So, a thought came up and I couldn't find all that much info online, so I thought I'd ask some professionals here!
The endosymbiont theory states that: mitochondria came to be ingested by bigger prokaryotic cells about 1.8 bYa, and by chance of luck came to a mutualistic relationship.
Now, mitochondria are said to have been archaea, right? But the mitochondria in our cells have phospholipid bilayers, with ester bonds in them, like all eukaryotes, but when you look at archaea, you see that they have monolayers because of their ether bonds, with rings and all sorts of branching, which is what gives them that extremophile-acclaimed resistance.

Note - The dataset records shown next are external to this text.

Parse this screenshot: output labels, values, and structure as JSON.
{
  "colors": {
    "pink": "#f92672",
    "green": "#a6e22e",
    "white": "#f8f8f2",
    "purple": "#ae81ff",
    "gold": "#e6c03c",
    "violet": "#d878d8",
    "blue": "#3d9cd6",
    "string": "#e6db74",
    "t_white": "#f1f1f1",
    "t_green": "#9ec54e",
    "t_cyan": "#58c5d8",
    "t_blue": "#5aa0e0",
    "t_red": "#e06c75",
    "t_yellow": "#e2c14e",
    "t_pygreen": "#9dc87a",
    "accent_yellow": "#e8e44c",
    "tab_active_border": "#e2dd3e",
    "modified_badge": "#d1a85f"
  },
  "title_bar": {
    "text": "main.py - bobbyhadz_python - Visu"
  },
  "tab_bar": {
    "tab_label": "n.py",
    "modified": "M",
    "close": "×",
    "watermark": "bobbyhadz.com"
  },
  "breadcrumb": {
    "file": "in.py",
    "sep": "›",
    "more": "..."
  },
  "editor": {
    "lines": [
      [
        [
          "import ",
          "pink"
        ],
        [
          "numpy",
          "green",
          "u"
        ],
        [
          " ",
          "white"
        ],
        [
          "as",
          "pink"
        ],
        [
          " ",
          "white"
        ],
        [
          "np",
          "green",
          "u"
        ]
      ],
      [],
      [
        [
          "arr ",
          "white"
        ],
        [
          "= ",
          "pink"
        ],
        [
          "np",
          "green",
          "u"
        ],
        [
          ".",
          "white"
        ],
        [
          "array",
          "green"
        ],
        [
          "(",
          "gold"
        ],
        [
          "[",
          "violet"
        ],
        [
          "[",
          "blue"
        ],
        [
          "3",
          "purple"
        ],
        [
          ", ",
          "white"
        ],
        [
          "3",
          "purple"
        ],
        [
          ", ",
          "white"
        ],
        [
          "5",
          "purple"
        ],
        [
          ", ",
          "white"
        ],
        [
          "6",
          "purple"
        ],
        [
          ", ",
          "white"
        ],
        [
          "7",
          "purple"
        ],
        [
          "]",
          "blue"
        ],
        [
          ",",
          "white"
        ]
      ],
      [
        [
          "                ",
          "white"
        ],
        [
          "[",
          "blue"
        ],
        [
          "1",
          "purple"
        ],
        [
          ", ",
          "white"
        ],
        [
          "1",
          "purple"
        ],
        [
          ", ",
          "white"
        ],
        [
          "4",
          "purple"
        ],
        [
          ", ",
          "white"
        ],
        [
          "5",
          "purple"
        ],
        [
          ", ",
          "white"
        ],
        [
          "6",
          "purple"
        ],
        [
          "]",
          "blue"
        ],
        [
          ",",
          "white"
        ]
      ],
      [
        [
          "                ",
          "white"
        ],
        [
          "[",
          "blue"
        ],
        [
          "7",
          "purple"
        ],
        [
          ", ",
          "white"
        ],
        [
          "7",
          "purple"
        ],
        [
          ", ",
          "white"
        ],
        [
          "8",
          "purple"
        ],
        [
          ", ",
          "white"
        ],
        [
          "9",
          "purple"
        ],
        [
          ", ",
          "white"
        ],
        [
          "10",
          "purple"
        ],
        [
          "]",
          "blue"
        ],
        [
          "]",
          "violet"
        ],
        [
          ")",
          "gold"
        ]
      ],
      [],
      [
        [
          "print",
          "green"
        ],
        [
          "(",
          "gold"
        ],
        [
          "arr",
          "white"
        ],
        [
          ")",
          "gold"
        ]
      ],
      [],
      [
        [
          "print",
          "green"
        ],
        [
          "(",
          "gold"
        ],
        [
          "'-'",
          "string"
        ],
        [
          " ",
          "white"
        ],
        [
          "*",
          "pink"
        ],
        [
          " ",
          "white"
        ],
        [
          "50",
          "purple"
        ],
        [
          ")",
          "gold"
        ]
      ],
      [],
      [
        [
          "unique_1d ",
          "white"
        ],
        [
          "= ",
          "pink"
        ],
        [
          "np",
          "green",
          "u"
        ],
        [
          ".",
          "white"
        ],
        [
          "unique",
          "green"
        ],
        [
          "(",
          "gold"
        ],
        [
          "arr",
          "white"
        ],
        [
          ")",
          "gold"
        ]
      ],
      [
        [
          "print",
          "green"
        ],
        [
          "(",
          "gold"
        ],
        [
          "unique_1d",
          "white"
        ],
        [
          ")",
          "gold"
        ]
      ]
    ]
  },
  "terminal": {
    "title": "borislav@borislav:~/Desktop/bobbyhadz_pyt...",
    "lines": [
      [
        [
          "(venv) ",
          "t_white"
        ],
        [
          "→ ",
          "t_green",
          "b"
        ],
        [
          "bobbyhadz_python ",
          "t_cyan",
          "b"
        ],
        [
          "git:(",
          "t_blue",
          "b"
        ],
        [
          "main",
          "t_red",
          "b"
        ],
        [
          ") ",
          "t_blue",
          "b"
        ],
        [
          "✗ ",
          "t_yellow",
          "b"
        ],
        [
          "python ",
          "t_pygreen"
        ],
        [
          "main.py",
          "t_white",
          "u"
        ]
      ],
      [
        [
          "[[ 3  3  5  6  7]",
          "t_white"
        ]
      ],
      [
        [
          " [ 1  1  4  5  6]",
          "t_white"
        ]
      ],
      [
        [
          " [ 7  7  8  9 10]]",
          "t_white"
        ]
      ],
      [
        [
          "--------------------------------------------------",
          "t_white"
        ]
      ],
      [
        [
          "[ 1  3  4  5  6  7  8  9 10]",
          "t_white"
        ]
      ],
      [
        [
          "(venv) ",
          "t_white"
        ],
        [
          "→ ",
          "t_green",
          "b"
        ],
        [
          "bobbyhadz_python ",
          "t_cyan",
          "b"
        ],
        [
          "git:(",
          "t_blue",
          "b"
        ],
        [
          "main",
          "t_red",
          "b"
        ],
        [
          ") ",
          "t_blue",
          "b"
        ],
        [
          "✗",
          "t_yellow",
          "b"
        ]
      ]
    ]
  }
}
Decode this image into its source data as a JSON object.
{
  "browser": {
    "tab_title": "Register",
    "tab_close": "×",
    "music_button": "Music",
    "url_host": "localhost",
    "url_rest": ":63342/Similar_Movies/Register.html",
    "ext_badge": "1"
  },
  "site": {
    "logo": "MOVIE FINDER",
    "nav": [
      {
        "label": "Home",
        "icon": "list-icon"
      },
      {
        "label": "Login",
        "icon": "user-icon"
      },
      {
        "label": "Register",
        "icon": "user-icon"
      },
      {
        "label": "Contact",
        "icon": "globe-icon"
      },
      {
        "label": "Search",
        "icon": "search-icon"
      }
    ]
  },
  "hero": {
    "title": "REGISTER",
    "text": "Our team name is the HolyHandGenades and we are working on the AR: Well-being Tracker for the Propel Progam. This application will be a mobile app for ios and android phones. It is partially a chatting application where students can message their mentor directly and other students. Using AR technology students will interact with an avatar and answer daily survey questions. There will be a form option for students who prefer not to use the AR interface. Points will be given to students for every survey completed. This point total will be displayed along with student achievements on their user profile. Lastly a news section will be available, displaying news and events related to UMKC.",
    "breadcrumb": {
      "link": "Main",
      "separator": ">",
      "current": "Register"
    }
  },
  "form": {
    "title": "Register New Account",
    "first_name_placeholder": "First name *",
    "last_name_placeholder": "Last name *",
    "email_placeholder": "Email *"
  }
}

Question is if the endosymbiont theory is so widely accepted and mitochondria are meant to be archeae, why do they not present a monolayer with ether bonds?
Thanks for your time!